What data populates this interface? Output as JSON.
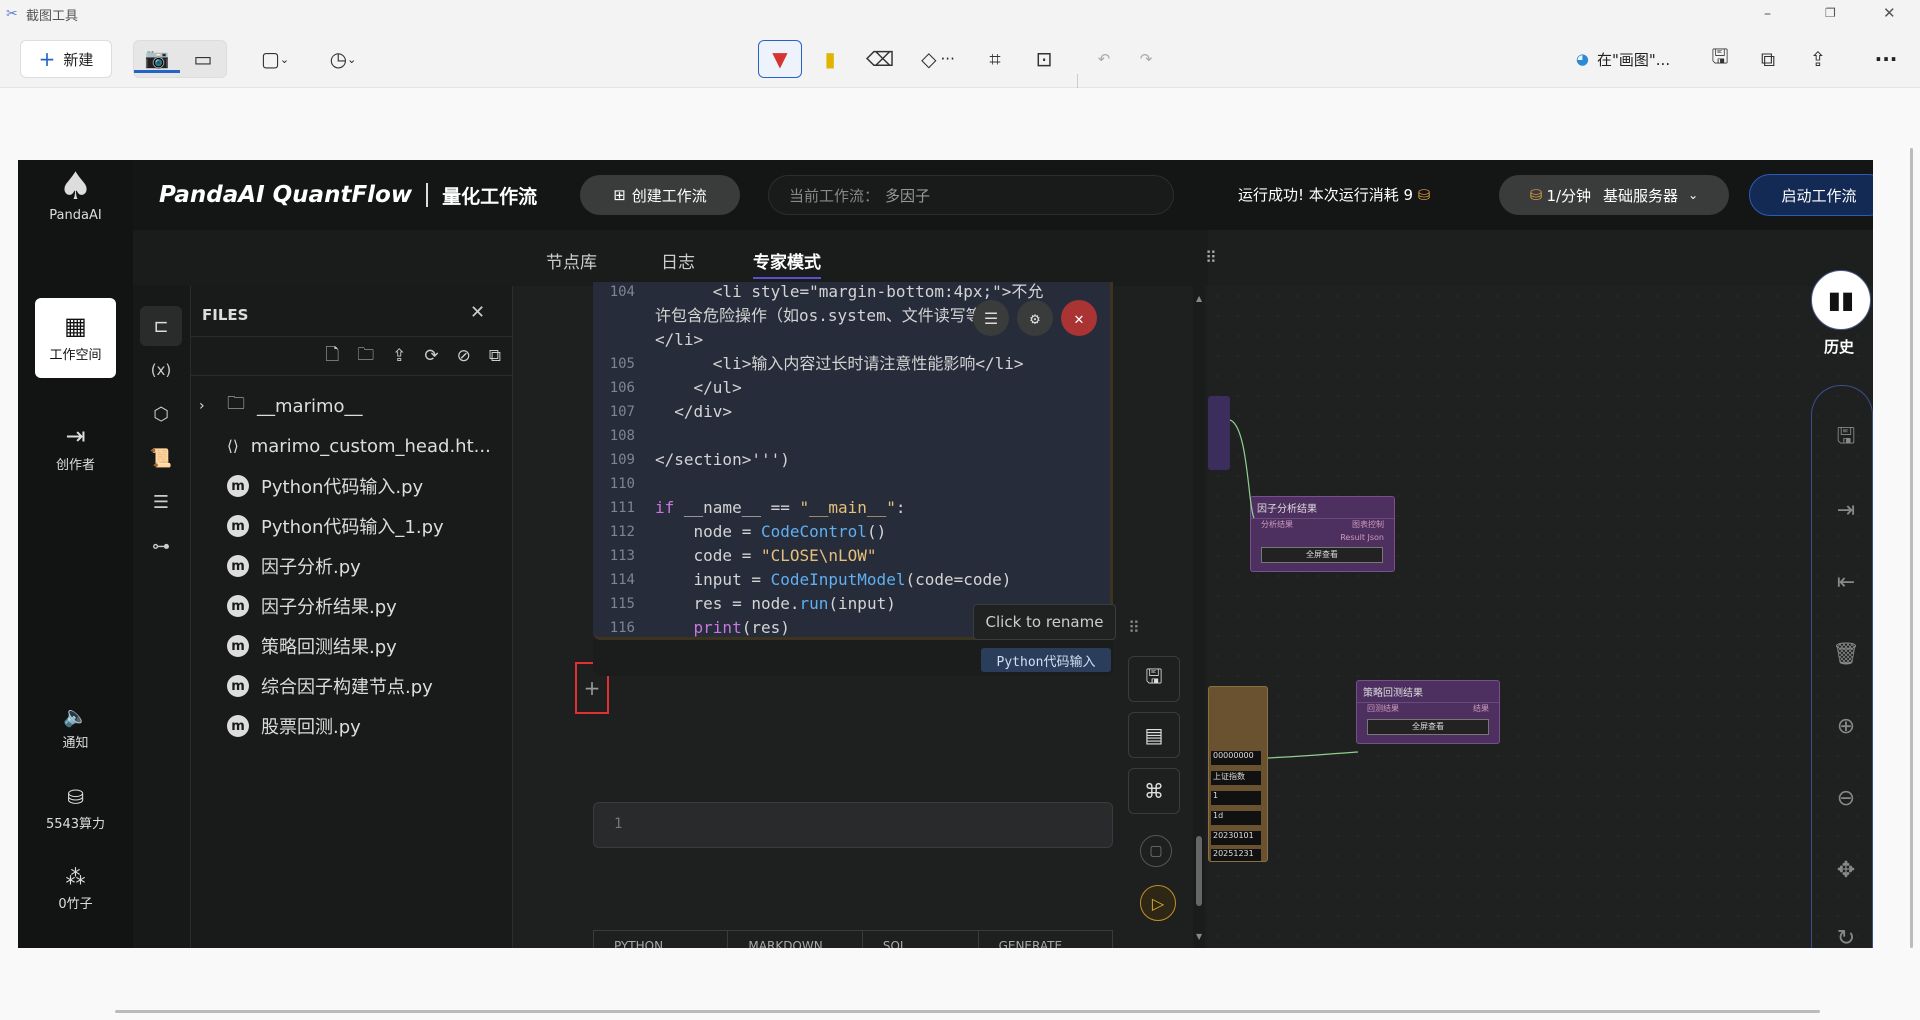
{
  "snip": {
    "title": "截图工具",
    "new_label": "新建",
    "open_in": "在\"画图\"...",
    "window_controls": [
      "–",
      "▢",
      "✕"
    ]
  },
  "app": {
    "brand": "PandaAI",
    "product": "PandaAI QuantFlow",
    "subtitle": "量化工作流",
    "create_btn": "创建工作流",
    "current_label": "当前工作流：",
    "current_value": "多因子",
    "run_status": "运行成功! 本次运行消耗 9",
    "rate": "1/分钟",
    "server": "基础服务器",
    "start_btn": "启动工作流",
    "rail": {
      "workspace": "工作空间",
      "creator": "创作者",
      "notify": "通知",
      "compute": "5543算力",
      "bamboo": "0竹子"
    },
    "tabs": [
      "节点库",
      "日志",
      "专家模式"
    ],
    "files": {
      "header": "FILES",
      "items": [
        {
          "name": "__marimo__",
          "type": "folder"
        },
        {
          "name": "marimo_custom_head.ht...",
          "type": "html"
        },
        {
          "name": "Python代码输入.py",
          "type": "m"
        },
        {
          "name": "Python代码输入_1.py",
          "type": "m"
        },
        {
          "name": "因子分析.py",
          "type": "m"
        },
        {
          "name": "因子分析结果.py",
          "type": "m"
        },
        {
          "name": "策略回测结果.py",
          "type": "m"
        },
        {
          "name": "综合因子构建节点.py",
          "type": "m"
        },
        {
          "name": "股票回测.py",
          "type": "m"
        }
      ]
    },
    "code_lines": [
      {
        "n": "104",
        "html": "<span class='tg'>      &lt;li style=\"margin-bottom:4px;\"&gt;不允</span>"
      },
      {
        "n": "",
        "html": "<span class='tg'>许包含危险操作（如os.system、文件读写等）</span>"
      },
      {
        "n": "",
        "html": "<span class='tg'>&lt;/li&gt;</span>"
      },
      {
        "n": "105",
        "html": "<span class='tg'>      &lt;li&gt;输入内容过长时请注意性能影响&lt;/li&gt;</span>"
      },
      {
        "n": "106",
        "html": "<span class='tg'>    &lt;/ul&gt;</span>"
      },
      {
        "n": "107",
        "html": "<span class='tg'>  &lt;/div&gt;</span>"
      },
      {
        "n": "108",
        "html": ""
      },
      {
        "n": "109",
        "html": "<span class='tg'>&lt;/section&gt;''')</span>"
      },
      {
        "n": "110",
        "html": ""
      },
      {
        "n": "111",
        "html": "<span class='kw'>if</span> __name__ == <span class='st'>\"__main__\"</span>:"
      },
      {
        "n": "112",
        "html": "    node = <span class='fn'>CodeControl</span>()"
      },
      {
        "n": "113",
        "html": "    code = <span class='st'>\"CLOSE\\nLOW\"</span>"
      },
      {
        "n": "114",
        "html": "    input = <span class='fn'>CodeInputModel</span>(code=code)"
      },
      {
        "n": "115",
        "html": "    res = node.<span class='fn'>run</span>(input)"
      },
      {
        "n": "116",
        "html": "    <span class='kw'>print</span>(res)"
      }
    ],
    "rename_tip": "Click to rename",
    "cell_name": "Python代码输入",
    "new_cell_line": "1",
    "cell_types": [
      "PYTHON",
      "MARKDOWN",
      "SQL",
      "GENERATE"
    ],
    "history": "历史",
    "nodes": {
      "factor_result": {
        "title": "因子分析结果",
        "in": "分析结果",
        "out1": "图表控制",
        "out2": "Result Json",
        "btn": "全屏查看"
      },
      "backtest_result": {
        "title": "策略回测结果",
        "in": "回测结果",
        "out": "结果",
        "btn": "全屏查看"
      },
      "params": [
        "00000000",
        "上证指数",
        "1",
        "1d",
        "20230101",
        "20251231"
      ]
    }
  }
}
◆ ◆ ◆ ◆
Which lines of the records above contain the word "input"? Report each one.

#### Result for this exercise
        "html": "    input = <span class='fn'>CodeInputModel</span>(code=code)"
        "html": "    res = node.<span class='fn'>run</span>(input)"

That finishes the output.